Effective from 1 October 2018, the decision means all sheep must be identified electronically with an EID tag set comprised of two tags – one conventional tag and a corresponding electronic tag.
An exception is made for lambs slaughtered before reaching the age of 12 months where they will be identified with a single conventional tag.
GlobalMeatNews presents some of the positives and the negatives outlined by the industry.
‘Adding insult to injury’
Irish Farmers Association (IFA) president Joe Healy reacted negatively to the decision made by the Agriculture Minister, describing it as “astonishing” due to the fodder crisis and the financial pressures sheep farmers underwent over the winter.
“The Minister is ignoring farmers and appears to be dancing to the tune of the meat factories, which are pushing hardest for EID,” said Healy.
He added: “Sheep farmers will be really angry with this announcement from the Minister as they see everybody benefiting except farmers, who will have to pick up all of the costs. In addition, it comes on top of the Clean Sheep policy, which the Minister imposed earlier this year and has caused immense hardship for the sector.”
The views were echoed by IFA chairman Sean Dennehy who said the decision was “unacceptable” as Minister Creed did not engage in any consultation with farmers on the move.
“This is unfair and not a good way to do business,” said Dennehy. “The lack of consultation on the issue is evident from the proposal to try and impose EID in October. This is totally flawed in that it gets the timing all wrong for the trade.”
‘Support and develop the sheep industry’
Creed’s decision may not be favoured by the IFA, but he strongly believed that the new rule would provide a more robust sheep traceability system that will further support the development and sustainability of the sheep industry.
“The improved traceability system will assist in maintaining existing markets and in securing new international outlets for Irish sheep meat, in line with the development goals for the sheep industry, as detailed in the Food Wise 2025 strategy,” said Creed.

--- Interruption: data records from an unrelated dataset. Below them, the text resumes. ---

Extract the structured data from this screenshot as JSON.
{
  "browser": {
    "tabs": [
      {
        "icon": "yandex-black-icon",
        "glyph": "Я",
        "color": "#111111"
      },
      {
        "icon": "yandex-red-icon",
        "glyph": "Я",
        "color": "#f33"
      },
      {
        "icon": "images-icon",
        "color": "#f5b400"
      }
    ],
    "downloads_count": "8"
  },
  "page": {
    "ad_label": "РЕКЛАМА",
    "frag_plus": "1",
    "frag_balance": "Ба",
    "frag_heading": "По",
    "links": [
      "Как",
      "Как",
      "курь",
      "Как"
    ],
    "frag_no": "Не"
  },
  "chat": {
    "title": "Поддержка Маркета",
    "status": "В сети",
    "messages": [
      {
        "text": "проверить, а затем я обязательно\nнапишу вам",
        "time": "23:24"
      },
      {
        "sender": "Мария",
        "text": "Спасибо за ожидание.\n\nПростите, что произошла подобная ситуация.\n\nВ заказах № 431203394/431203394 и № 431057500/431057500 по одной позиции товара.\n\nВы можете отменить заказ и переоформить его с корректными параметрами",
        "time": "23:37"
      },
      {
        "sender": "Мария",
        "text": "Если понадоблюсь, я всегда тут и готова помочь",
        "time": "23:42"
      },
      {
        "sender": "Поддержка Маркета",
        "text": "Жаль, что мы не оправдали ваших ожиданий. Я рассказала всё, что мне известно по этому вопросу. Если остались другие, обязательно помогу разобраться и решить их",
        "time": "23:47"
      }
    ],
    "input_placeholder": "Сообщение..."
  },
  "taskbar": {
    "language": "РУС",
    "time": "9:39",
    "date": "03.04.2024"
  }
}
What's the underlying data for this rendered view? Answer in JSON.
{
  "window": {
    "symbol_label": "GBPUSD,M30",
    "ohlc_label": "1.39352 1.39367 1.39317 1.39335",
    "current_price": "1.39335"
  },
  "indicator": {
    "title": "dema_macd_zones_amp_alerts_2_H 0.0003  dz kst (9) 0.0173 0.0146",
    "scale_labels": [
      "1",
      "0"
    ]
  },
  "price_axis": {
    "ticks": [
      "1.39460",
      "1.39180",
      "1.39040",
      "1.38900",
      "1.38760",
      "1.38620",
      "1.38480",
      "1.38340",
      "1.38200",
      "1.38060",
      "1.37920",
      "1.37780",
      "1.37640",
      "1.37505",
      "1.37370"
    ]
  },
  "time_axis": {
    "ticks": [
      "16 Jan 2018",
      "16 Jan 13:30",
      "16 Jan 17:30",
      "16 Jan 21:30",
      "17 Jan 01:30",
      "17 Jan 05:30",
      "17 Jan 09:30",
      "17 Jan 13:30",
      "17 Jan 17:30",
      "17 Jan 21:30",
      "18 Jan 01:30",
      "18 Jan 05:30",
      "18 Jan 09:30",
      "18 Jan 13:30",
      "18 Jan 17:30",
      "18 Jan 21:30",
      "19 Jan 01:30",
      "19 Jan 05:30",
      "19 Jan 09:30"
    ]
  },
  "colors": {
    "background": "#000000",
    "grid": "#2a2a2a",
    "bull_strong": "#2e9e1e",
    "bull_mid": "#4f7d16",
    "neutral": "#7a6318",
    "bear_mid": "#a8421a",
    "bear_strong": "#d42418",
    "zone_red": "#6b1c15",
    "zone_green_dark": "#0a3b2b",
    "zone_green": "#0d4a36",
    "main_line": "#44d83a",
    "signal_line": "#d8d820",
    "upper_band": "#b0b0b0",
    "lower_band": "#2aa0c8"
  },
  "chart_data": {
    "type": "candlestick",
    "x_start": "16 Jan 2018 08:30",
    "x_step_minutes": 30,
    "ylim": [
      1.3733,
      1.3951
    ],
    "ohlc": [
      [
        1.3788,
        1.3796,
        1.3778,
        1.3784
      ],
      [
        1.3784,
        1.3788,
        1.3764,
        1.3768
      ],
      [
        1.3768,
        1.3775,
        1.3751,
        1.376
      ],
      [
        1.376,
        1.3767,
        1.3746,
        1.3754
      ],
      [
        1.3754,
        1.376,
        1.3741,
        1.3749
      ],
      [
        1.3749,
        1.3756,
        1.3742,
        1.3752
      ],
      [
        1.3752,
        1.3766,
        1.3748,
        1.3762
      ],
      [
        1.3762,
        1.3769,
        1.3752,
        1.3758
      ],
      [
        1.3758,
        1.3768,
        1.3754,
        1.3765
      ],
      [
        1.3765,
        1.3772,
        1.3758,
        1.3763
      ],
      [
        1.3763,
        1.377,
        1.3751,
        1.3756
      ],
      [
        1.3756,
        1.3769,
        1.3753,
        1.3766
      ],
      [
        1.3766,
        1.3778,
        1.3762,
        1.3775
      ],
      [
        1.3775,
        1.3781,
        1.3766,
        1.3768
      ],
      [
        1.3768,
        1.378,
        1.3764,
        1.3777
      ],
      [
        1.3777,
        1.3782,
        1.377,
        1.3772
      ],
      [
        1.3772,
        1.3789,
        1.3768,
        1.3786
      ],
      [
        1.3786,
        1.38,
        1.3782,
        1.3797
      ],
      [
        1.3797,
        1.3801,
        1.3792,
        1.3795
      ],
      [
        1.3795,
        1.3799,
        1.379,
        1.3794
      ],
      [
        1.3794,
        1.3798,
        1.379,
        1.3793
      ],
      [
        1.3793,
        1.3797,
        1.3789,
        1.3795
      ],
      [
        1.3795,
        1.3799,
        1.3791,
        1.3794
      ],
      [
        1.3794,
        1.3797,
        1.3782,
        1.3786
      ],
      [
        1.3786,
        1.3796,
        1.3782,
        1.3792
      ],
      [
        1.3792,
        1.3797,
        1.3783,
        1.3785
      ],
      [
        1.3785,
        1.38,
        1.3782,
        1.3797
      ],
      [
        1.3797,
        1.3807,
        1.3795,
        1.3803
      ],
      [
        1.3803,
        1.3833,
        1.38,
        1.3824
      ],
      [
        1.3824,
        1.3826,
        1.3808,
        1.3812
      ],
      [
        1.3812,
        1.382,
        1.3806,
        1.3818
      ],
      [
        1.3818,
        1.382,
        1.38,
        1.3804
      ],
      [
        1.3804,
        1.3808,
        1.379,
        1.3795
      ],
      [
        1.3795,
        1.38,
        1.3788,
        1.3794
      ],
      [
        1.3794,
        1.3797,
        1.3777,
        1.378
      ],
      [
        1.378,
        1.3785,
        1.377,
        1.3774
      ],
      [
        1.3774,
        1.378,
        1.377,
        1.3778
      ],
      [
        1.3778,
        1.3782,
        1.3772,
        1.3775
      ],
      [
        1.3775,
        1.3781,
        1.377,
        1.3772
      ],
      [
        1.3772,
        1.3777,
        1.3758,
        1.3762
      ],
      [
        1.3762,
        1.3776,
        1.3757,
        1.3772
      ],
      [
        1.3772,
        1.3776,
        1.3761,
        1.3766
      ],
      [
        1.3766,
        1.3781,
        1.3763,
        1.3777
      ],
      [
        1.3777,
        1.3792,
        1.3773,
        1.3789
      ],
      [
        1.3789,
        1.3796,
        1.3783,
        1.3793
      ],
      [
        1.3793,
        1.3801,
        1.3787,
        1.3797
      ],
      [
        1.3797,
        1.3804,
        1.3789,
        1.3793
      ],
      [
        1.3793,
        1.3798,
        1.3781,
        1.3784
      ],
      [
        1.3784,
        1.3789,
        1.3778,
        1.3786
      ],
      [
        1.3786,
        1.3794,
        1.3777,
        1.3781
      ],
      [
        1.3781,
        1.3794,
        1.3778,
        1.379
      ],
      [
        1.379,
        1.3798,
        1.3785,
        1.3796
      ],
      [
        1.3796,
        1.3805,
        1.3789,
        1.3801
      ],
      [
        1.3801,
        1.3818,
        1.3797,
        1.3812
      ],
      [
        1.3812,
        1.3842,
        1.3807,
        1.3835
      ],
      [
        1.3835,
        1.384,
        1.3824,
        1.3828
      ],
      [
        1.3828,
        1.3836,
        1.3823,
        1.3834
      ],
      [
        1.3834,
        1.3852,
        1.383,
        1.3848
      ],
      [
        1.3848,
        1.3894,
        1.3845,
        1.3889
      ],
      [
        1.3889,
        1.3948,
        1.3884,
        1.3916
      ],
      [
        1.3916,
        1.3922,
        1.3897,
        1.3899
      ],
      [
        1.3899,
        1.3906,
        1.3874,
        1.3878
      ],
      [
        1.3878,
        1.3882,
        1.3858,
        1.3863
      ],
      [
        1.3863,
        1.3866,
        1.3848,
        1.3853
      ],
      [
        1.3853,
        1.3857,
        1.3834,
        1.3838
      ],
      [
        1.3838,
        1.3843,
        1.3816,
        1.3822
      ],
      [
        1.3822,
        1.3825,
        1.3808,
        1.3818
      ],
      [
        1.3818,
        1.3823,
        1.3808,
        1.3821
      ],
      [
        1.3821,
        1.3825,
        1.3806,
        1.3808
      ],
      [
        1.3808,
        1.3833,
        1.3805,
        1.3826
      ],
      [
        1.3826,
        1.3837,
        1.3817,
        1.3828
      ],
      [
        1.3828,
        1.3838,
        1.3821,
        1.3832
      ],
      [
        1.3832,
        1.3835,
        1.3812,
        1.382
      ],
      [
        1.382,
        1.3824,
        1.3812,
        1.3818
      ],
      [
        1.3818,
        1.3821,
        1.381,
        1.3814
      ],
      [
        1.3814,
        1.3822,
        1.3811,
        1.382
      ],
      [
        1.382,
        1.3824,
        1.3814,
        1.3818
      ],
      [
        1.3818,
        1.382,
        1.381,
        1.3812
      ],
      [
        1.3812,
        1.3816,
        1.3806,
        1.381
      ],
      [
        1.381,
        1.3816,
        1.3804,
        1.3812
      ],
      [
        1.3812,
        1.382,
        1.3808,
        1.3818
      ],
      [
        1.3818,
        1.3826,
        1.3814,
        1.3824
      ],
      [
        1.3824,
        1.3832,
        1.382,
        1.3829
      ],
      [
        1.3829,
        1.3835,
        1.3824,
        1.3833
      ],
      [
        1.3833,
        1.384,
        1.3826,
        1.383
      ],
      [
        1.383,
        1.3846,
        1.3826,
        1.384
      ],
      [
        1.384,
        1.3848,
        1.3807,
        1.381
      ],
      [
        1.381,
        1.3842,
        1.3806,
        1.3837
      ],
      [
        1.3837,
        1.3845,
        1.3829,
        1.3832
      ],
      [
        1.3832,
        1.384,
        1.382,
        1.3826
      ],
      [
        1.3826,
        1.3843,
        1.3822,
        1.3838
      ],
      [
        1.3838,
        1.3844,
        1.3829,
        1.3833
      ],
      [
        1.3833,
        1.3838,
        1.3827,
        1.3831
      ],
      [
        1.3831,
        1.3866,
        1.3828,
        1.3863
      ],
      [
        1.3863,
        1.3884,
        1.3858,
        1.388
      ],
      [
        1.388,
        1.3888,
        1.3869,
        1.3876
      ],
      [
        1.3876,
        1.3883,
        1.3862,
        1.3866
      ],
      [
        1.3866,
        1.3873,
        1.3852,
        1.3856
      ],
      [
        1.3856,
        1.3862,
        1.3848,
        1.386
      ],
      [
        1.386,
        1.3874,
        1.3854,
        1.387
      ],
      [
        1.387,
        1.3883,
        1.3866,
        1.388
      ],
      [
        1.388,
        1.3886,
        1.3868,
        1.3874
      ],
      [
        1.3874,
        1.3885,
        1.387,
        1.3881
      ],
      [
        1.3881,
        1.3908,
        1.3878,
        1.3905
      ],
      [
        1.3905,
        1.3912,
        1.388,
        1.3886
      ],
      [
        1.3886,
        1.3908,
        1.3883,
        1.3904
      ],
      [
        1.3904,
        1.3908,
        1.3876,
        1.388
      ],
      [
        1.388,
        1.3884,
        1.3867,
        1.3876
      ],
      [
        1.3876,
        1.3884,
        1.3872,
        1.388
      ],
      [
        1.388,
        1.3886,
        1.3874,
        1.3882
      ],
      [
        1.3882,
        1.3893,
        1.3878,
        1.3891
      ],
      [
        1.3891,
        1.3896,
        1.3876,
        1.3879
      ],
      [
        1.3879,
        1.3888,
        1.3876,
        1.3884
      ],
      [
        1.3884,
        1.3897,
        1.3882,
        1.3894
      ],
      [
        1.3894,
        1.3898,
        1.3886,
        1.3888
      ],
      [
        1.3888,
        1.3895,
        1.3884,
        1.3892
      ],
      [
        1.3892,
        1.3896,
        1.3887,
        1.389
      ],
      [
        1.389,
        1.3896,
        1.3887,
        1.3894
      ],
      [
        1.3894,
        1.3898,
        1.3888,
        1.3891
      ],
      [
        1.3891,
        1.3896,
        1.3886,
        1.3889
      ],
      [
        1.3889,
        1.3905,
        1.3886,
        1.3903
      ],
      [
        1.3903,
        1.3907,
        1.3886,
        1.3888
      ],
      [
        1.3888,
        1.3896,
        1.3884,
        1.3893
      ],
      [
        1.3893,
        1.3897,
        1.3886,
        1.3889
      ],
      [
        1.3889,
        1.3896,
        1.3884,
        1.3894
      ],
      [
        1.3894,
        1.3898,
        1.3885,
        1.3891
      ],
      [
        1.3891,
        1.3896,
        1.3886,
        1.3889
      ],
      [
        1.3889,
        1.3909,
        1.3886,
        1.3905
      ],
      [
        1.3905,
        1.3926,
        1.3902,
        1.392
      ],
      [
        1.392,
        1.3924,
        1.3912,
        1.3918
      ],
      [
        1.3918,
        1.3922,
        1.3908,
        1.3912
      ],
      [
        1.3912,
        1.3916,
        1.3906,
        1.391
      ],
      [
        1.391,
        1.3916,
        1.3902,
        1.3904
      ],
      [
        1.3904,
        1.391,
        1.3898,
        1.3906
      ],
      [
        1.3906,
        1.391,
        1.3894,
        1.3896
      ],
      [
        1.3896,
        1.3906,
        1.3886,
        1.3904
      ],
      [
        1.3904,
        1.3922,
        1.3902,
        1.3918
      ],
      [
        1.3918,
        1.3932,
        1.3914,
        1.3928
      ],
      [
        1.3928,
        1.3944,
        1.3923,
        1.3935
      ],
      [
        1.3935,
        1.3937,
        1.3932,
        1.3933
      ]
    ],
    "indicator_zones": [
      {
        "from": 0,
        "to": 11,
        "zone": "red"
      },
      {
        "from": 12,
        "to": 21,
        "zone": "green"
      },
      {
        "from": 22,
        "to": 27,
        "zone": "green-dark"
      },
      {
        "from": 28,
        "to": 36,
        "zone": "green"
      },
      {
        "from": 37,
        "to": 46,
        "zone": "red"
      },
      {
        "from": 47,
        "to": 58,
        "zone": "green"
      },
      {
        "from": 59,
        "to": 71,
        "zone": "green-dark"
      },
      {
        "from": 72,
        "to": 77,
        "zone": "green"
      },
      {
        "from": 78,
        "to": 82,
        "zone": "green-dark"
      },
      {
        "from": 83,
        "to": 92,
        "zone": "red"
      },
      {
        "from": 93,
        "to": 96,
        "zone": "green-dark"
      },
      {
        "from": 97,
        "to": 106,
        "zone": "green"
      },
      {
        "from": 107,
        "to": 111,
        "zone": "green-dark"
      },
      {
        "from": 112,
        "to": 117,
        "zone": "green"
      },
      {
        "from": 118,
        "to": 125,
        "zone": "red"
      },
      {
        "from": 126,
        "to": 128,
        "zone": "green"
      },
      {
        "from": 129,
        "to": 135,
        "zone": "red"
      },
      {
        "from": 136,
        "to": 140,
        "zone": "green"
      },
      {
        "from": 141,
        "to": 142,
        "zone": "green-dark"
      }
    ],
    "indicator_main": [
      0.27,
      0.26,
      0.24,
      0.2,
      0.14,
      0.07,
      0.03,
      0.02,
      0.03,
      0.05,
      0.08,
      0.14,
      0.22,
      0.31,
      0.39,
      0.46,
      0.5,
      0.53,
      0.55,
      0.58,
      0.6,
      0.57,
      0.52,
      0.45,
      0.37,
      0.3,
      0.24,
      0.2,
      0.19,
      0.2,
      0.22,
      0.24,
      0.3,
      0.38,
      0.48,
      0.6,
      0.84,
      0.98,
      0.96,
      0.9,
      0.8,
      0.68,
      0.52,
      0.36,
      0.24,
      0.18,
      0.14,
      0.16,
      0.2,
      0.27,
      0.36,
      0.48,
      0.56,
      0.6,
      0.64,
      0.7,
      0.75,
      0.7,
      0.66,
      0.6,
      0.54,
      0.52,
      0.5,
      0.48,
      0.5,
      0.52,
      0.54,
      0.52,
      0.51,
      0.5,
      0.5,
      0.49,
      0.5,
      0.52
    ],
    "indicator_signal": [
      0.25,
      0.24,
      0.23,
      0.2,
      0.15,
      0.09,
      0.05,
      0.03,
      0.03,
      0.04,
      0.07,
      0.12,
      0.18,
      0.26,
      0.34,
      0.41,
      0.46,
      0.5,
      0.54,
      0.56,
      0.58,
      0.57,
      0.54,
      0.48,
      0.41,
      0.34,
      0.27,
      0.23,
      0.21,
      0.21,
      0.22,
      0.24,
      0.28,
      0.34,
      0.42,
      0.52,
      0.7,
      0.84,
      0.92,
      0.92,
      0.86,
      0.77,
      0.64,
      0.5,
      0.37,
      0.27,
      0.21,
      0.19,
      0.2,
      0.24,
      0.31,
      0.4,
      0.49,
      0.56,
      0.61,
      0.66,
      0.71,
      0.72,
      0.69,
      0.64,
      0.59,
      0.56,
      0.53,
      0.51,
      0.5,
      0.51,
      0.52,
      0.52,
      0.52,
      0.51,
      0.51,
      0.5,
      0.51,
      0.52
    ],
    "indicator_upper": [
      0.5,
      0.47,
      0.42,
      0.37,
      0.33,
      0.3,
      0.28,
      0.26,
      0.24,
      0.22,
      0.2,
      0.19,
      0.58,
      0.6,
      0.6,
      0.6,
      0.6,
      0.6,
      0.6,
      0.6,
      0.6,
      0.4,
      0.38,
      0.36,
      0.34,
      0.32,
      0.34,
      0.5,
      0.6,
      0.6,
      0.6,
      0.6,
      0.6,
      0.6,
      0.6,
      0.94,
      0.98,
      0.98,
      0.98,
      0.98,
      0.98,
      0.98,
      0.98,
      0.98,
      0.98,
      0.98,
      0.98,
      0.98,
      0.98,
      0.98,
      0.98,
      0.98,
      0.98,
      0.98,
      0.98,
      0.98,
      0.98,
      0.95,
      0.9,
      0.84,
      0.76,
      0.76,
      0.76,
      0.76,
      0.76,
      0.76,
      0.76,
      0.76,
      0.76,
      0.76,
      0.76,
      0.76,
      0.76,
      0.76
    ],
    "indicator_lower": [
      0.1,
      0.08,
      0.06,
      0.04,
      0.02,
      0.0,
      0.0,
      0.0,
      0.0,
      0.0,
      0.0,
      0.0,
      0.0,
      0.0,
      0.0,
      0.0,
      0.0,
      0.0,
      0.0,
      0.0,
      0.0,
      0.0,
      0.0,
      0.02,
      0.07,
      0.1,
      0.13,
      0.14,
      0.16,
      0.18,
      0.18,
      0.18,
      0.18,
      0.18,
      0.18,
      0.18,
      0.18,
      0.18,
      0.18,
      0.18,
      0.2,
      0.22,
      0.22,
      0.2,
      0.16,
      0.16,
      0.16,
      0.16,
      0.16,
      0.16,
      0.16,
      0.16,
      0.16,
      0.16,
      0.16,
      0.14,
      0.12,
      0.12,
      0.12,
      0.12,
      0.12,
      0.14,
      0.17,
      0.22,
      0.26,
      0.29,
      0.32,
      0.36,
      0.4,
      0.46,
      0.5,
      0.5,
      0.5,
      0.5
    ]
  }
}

Elaborating on international markets, Creed said these measures would further enhance the attractiveness of Irish lamb in global markets.
“This enhancement of the current sheep identification system will allow the sheep sector to further develop and build on its impressive performance. In 2016, we saw the sector increase the value of its exports by 3% in volume and 4% in value to €240 million, supporting some 35,000 farm families directly in addition to supporting several thousand jobs indirectly in rural area.”
Creed intends to support the farming industry with a one-off support measure of €50 per keeper for the first purchase of EID tags.